Guardian illustration of E-40, Mac Dre, and Mistah F.A.B. by Matt Furie and Aiyana Udesen
Crack baby anthem, you can feel this music Mistah F.A.B., "Crack Baby Anthem," from Baydestrian (SMC, 2007)
DECADE IN MUSIC In retrospect, it's easy to see 1999 as the end of Bay Area rap's glory. The '90s mob music era was pretty good around here. Too Short had paved the way from releasing local discs to landing a major deal. Read more »
"Rappin' wasn't my first dream," admits 20-year-old D'Angelo Porter. "It was pro basketball. I always had good grades because of basketball."
Yet fate had other plans for the man known as D-Lo. A dabbler in rap who'd only made a few tracks, D-Lo went into his friend's studio alone one night in February 2007, determined "to find [his] swag" on the mic. He made a stomping, minimalist beat his first on Fruity Loops, over which he discovered his style: a hyperactive staccato with a slight rasp, a little like Keak Da Sneak in a higher register. Read more »
MUSIC "Esinchill is one of the most ... " Mistah F.A.B. pauses to reconsider. "No, Esinchill is the most underrated rapper in the Bay."
I agree, and "underrated" in this case means "underknown," because, once heard, Esinchill's talents are undeniable. His is a lyrical wit based more on word choice ("I go from extremely docile to routinely hostile") than punchlines. With a million flows at his disposal, he's equally able to freestyle or compose. Read more »
REVIEW John Anderson is among the great unknown painters of the 20th century. I say "20th" because, though living, he was forced to stop painting in 2003 due to Parkinson's disease. He painted voluminously, beginning in the 1950s, but seldom exhibited, and he's never had a show on the scale of his current retrospective. As Gordon Onslow Ford's studio assistant, he learned about abstract automatism from a master, and was invited to live on Onslow Ford's extensive Inverness estate in 1966, where he remains today. Read more »
That Bo & Sprite, I mix it up and tip it every day and night
Shady Nate, "Bo & Sprite," The Bo-Fessional
DRUGS I'm in the backyard of Shady Nate's aunty's house on 28th and "Zipper" (Chestnut Street) in West Oakland, watching Lil Rue of Livewire pour four ounces of purple syrup into a liter of Sprite, which turns the hue of pink champagne. With the residue, he coats a cigarette, Shady coats a Black&Mild, and Jay Jonah coats a blunt, which sputters and foams as it burns.

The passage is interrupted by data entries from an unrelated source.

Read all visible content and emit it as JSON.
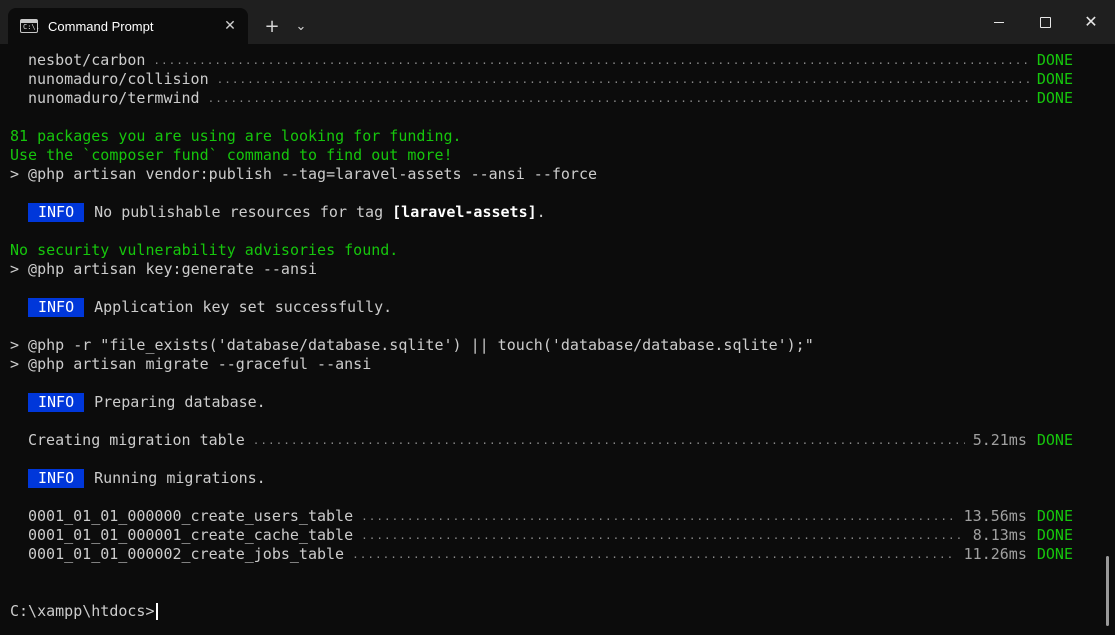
{
  "window": {
    "tab_title": "Command Prompt",
    "tab_icon_text": "C:\\.",
    "tab_close": "✕",
    "new_tab": "+",
    "dropdown": "⌄",
    "close_glyph": "✕"
  },
  "terminal": {
    "packages": [
      {
        "name": "nesbot/carbon",
        "status": "DONE"
      },
      {
        "name": "nunomaduro/collision",
        "status": "DONE"
      },
      {
        "name": "nunomaduro/termwind",
        "status": "DONE"
      }
    ],
    "funding_line1": "81 packages you are using are looking for funding.",
    "funding_line2": "Use the `composer fund` command to find out more!",
    "cmd_vendor_publish": "> @php artisan vendor:publish --tag=laravel-assets --ansi --force",
    "info_label": "INFO",
    "info_no_resources_prefix": "No publishable resources for tag ",
    "info_no_resources_tag": "[laravel-assets]",
    "info_no_resources_suffix": ".",
    "security_line": "No security vulnerability advisories found.",
    "cmd_key_generate": "> @php artisan key:generate --ansi",
    "info_key_set": "Application key set successfully.",
    "cmd_file_exists": "> @php -r \"file_exists('database/database.sqlite') || touch('database/database.sqlite');\"",
    "cmd_migrate": "> @php artisan migrate --graceful --ansi",
    "info_preparing": "Preparing database.",
    "creating_table": {
      "name": "Creating migration table",
      "time": "5.21ms",
      "status": "DONE"
    },
    "info_running": "Running migrations.",
    "migrations": [
      {
        "name": "0001_01_01_000000_create_users_table",
        "time": "13.56ms",
        "status": "DONE"
      },
      {
        "name": "0001_01_01_000001_create_cache_table",
        "time": "8.13ms",
        "status": "DONE"
      },
      {
        "name": "0001_01_01_000002_create_jobs_table",
        "time": "11.26ms",
        "status": "DONE"
      }
    ],
    "prompt": "C:\\xampp\\htdocs>",
    "dots": "....................................................................................................................................................................................................................................................."
  }
}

Read more »
Ray Luv came up with a pre-Digital Underground 2pac in their group, Strictly Dope, and wrote "Trapped," Pac's first single from 2Pacalypse Now (Priority, 1991). Grandson of Cab Calloway, he's among the few rappers to be close to both Pac and Mac Dre, who brought him to Crestside, Vallejo's Strictly Business Records for his EP, Who Can Be Trusted? (1992), leading to a deal with Atlantic for his classic LP, Forever Hustlin' (1995). He's done everything from lecturing in Europe to pimping during Bay rap's early '00s doldrums. Read more »
The first time I interviewed Shaheed Akbar, a.k.a. the Jacka in December of 2007, during a midnight session for Tear Gas (Artist Records/SMC), due June 16 he was rolling purple and green weeds plus two types of hash into a Sharpie-sized blunt. I felt like Paul Bowles interviewing Bob Marley. Having known him three years, I can assure you that even in the Bay's smoky atmosphere, Jacka blazes like a forest fire.
I dwell on this because it's one facet of the Tear Gas concept, beyond the title's literal meaning. Read more »
AFRO-SURREAL "The Black Man in the Cosmos" wasn't among the course offerings when I attended the University of California-Berkeley. The class was taught once, in 1971, by musician/composer Sun Ra (1914-93), whose lectures might include topics like the outer space origins of ancient Egypt, conceptualized as a black African culture. This cosmic tradition has a long history, particularly in Chicago, where Ra lived from the late 1940s through the early 1960s, and where Elijah Muhammad used it as the founding mythos of the Nation of Islam. Read more »